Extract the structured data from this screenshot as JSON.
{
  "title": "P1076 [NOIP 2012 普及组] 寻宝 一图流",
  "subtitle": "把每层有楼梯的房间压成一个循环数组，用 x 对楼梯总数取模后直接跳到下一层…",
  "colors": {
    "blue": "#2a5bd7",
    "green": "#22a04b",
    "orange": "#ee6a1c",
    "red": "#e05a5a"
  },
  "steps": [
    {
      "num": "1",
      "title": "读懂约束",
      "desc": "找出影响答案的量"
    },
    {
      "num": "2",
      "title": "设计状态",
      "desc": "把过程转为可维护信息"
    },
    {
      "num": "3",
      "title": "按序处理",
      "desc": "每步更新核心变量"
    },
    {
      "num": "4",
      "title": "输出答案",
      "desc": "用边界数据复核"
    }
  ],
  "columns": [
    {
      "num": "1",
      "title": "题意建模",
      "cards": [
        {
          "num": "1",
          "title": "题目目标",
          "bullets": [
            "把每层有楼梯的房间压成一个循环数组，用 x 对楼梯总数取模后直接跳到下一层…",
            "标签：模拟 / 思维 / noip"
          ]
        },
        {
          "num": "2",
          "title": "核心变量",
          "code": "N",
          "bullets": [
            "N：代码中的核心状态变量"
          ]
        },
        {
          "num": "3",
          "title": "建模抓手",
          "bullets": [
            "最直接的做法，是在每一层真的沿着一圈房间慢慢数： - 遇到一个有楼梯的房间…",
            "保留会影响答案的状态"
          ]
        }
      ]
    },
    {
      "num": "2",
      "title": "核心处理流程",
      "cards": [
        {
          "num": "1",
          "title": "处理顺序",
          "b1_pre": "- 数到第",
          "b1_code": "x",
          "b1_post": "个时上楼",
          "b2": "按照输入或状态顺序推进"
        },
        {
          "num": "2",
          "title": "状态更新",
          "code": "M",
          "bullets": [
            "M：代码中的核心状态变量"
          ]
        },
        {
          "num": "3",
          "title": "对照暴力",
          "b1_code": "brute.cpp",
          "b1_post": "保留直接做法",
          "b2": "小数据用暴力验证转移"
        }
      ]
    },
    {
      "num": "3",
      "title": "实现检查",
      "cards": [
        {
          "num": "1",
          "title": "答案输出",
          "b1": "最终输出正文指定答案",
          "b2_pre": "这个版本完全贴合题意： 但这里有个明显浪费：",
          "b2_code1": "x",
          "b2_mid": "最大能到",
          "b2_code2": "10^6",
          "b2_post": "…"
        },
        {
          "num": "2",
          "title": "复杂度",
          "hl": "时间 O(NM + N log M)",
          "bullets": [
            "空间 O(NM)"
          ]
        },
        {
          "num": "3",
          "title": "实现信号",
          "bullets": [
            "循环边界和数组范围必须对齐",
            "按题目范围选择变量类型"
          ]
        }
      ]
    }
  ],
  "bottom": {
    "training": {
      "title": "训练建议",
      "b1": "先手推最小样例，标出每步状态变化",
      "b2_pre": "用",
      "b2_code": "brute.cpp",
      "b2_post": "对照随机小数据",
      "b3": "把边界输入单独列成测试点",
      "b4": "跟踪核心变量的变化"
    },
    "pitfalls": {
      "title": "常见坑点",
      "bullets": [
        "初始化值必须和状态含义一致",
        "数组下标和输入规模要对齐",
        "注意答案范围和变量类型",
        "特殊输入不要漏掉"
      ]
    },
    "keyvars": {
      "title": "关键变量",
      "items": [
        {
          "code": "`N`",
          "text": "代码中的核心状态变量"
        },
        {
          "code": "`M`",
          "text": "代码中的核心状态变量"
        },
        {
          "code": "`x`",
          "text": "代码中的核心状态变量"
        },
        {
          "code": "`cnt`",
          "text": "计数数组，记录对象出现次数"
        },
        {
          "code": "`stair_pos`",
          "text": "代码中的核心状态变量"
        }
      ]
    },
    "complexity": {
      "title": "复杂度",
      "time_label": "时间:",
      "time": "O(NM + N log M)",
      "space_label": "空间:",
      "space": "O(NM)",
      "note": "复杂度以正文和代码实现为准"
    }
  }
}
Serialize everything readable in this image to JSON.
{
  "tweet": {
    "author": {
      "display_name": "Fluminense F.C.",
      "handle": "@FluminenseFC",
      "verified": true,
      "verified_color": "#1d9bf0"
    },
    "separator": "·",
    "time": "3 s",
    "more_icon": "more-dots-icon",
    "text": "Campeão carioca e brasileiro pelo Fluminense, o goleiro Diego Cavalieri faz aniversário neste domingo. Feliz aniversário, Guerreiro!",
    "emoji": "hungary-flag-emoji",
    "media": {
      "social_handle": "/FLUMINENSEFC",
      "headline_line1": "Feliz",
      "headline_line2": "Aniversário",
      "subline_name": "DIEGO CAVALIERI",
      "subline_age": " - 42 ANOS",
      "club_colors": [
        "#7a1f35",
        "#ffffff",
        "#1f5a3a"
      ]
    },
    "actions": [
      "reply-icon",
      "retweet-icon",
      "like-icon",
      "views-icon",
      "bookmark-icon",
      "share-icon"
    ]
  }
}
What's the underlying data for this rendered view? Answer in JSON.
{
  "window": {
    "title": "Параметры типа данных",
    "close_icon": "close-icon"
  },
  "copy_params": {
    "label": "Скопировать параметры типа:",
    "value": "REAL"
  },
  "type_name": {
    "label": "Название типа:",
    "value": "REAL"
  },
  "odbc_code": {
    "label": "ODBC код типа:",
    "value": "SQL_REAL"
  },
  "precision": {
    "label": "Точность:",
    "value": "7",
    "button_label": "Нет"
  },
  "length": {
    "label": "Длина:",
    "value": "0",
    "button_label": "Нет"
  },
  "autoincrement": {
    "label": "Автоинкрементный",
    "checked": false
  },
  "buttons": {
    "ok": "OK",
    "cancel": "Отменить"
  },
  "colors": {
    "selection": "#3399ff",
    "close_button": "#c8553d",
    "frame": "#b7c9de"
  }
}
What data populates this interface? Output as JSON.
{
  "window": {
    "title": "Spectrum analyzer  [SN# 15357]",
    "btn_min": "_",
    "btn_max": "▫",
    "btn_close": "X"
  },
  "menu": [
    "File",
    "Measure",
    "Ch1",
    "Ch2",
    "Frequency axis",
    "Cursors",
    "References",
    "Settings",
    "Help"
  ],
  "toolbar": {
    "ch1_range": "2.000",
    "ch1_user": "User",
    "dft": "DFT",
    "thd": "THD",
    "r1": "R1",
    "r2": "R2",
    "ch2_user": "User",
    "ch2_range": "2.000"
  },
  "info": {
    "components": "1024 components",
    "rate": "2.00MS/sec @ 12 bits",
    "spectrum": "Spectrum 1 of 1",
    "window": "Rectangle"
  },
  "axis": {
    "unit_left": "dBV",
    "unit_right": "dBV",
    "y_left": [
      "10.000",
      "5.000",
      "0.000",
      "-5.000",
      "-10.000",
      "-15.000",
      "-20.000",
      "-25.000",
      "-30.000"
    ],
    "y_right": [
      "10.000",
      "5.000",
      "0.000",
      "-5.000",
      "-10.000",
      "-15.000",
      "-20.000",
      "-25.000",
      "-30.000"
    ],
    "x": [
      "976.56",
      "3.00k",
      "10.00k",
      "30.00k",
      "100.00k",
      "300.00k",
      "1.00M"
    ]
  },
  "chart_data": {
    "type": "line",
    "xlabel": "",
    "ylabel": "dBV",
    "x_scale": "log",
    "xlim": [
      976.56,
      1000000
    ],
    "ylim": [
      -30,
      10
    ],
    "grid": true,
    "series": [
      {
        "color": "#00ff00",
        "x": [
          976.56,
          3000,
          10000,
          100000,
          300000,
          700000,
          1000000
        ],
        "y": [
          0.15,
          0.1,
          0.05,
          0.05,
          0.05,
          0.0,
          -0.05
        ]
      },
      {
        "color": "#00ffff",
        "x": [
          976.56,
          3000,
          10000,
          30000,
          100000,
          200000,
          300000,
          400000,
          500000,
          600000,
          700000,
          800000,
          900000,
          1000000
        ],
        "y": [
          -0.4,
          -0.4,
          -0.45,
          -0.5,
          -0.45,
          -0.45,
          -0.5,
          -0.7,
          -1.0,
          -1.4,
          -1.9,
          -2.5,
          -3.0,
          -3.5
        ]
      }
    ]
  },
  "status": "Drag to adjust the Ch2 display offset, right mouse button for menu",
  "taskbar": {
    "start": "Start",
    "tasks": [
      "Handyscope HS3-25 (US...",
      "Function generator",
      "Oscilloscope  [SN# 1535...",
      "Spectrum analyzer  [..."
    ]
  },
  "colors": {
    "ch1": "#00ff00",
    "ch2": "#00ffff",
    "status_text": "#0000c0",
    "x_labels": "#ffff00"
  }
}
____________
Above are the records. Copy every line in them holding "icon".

    "more_icon": "more-dots-icon",
      "reply-icon",
      "retweet-icon",
      "like-icon",
      "views-icon",
      "bookmark-icon",
      "share-icon"
    "close_icon": "close-icon"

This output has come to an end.